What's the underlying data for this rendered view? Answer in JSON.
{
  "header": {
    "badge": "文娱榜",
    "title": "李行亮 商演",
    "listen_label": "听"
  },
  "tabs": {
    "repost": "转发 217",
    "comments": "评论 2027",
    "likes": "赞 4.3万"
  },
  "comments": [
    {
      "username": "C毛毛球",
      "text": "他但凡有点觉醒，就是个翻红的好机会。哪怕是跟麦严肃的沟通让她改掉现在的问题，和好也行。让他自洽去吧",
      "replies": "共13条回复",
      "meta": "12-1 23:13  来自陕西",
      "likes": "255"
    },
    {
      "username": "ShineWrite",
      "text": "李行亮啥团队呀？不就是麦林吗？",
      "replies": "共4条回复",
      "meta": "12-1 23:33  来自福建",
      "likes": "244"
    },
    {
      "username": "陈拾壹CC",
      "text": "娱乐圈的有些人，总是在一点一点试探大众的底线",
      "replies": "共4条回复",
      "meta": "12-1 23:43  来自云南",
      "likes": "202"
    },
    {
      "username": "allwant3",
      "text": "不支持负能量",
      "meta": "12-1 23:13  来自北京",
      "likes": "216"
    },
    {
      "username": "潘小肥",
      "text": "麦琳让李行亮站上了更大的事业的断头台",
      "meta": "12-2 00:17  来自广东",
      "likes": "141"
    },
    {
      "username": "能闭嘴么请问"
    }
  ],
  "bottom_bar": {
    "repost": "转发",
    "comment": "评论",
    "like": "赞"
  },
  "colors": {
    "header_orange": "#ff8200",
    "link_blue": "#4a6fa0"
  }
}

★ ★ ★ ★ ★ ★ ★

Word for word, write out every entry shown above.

What's the underlying data for this rendered view? Answer in JSON.
{
  "header": {
    "badge": "文娱榜",
    "title": "李行亮 商演",
    "listen_label": "听"
  },
  "tabs": {
    "repost": "转发 217",
    "comments": "评论 2027",
    "likes": "赞 4.3万"
  },
  "comments": [
    {
      "username": "C毛毛球",
      "text": "他但凡有点觉醒，就是个翻红的好机会。哪怕是跟麦严肃的沟通让她改掉现在的问题，和好也行。让他自洽去吧",
      "replies": "共13条回复",
      "meta": "12-1 23:13  来自陕西",
      "likes": "255"
    },
    {
      "username": "ShineWrite",
      "text": "李行亮啥团队呀？不就是麦林吗？",
      "replies": "共4条回复",
      "meta": "12-1 23:33  来自福建",
      "likes": "244"
    },
    {
      "username": "陈拾壹CC",
      "text": "娱乐圈的有些人，总是在一点一点试探大众的底线",
      "replies": "共4条回复",
      "meta": "12-1 23:43  来自云南",
      "likes": "202"
    },
    {
      "username": "allwant3",
      "text": "不支持负能量",
      "meta": "12-1 23:13  来自北京",
      "likes": "216"
    },
    {
      "username": "潘小肥",
      "text": "麦琳让李行亮站上了更大的事业的断头台",
      "meta": "12-2 00:17  来自广东",
      "likes": "141"
    },
    {
      "username": "能闭嘴么请问"
    }
  ],
  "bottom_bar": {
    "repost": "转发",
    "comment": "评论",
    "like": "赞"
  },
  "colors": {
    "header_orange": "#ff8200",
    "link_blue": "#4a6fa0"
  }
}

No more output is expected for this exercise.